  • generate $500,000 in downline investment volume – 5% on level 1, 3% on level 2, 2% on level 3 and 1% on levels 4 to 11
  • generate $5,000,000 in downline investment volume – 6% on level 1, 3% on level 2, 2% on level 3 and 1% on levels 4 to 13
  • generate $50,000,000 in downline investment volume – 7% on level 1, 4% on level 2, 3% on level 3 and 1% on levels 4 to 16

Joining TechVision

TechVision affiliate membership is free.

Participation in the attached income opportunity however requires a minimum $75 investment.


TechVision promises affiliate investors “guaranteed success”.

The Company’s powerful and constantly growing technical and software and hardware resource, showing incredible performance since 2015, combined with a team of professionals in the field of programming, investment-trading analysis and betting, guarantee profit for each TECHVISION Client.

No evidence of TechVision’s software or hardware resources exist. Nor is there any evidence of external revenue of any kind being actually used to pay affiliates.

Furthermore TechVision’s business model fails the Ponzi logic test.

If the company’s owners were able to 124% every 20 days, even a modest capital amount compounded would soon explode.

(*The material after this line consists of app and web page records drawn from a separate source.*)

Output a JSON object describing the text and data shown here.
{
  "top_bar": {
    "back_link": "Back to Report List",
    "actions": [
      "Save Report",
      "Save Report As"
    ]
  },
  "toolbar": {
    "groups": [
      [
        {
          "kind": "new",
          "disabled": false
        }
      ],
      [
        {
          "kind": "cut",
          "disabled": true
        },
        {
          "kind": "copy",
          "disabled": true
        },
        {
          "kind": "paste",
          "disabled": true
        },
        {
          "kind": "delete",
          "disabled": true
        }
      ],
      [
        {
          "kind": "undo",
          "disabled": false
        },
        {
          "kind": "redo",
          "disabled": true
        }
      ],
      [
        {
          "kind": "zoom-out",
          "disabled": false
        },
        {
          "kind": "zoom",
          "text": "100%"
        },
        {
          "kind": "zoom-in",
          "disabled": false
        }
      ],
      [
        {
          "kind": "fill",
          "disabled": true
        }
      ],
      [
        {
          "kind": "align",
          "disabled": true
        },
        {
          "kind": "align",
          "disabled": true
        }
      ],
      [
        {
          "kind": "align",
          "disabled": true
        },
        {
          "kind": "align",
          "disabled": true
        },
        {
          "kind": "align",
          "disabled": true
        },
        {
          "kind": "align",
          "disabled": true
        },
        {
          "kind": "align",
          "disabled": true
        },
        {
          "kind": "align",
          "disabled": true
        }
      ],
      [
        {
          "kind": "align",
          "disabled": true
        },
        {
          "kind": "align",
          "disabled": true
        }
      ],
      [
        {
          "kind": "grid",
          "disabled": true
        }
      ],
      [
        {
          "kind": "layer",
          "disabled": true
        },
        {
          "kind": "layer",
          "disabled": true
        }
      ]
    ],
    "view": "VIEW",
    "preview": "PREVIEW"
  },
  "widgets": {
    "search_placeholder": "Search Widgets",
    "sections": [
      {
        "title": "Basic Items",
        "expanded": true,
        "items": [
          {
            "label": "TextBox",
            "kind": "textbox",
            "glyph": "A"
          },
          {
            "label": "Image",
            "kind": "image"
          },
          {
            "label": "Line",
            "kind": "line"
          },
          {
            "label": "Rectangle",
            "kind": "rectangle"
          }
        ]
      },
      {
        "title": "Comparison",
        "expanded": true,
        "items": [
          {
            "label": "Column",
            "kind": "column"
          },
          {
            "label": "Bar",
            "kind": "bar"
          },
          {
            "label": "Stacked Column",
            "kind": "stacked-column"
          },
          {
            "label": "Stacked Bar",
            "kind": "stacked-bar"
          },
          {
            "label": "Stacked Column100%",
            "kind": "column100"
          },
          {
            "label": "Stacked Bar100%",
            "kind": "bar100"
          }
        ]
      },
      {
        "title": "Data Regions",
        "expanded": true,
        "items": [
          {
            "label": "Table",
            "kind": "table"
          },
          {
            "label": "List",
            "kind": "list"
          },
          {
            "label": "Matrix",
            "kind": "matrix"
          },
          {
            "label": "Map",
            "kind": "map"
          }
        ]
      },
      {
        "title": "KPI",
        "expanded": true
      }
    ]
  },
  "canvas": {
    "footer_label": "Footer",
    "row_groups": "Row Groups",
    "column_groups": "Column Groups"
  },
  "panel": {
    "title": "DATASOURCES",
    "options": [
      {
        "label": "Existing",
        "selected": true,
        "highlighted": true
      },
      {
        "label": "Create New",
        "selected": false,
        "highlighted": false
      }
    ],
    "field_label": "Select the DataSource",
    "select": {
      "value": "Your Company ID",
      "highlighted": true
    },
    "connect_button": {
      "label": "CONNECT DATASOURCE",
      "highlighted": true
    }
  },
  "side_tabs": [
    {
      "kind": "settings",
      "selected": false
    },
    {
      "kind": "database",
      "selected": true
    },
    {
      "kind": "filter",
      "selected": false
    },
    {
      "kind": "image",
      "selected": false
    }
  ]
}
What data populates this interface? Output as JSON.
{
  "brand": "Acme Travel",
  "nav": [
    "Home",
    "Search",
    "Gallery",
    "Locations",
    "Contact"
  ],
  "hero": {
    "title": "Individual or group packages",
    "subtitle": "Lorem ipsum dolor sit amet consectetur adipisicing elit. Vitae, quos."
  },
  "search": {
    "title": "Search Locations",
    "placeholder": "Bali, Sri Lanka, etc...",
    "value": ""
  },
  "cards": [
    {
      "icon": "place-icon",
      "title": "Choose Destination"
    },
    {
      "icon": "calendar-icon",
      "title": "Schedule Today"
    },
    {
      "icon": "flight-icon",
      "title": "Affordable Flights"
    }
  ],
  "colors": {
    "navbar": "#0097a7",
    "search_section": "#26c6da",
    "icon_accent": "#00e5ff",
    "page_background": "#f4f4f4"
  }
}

More importantly, why sell access to these incredible returns for just $75?

On top of all this TechVision is committing securities fraud.

TechVision markets a passive investment opportunity, which for regulatory purposes constitutes a securities offering.

Securities in the Netherlands and New Zealand are regulated by the AFM and Securities Commission of New Zealand respectively.

TechVision provides no evidence it has registered with the AFM, Securities Commission of New Zealand or any other securities regulator.

This means that regardless of anything else, TechVision are illegally soliciting investment in every country they operate in.

While the AFM are unlikely to do anything other than issue a warning, and New Zealand are irrelevant as TechVision doesn’t exist there outside of a shell incorporation, the same is not true of their largest investor market.

At the time of publication Alexa estimates the US is the largest source of traffic to TechVision’s website (38%).

Securities in the US are tightly regulated by the SEC. And no, TechVision is not registered with the SEC either.

So why would a clearly European company, pretending to be a New Zealand company and soliciting investment primarily from the US opt to operate illegally?

As it stands the only verifiable source of revenue entering TechVision is new investment.

Using new investment to pay affiliates returns makes TechVision a Ponzi scheme.

As with all MLM Ponzi schemes, once affiliate recruitment dies off so too will new investment.

The math behind Ponzi schemes guarantees that when they collapse, the majority of participants lose money.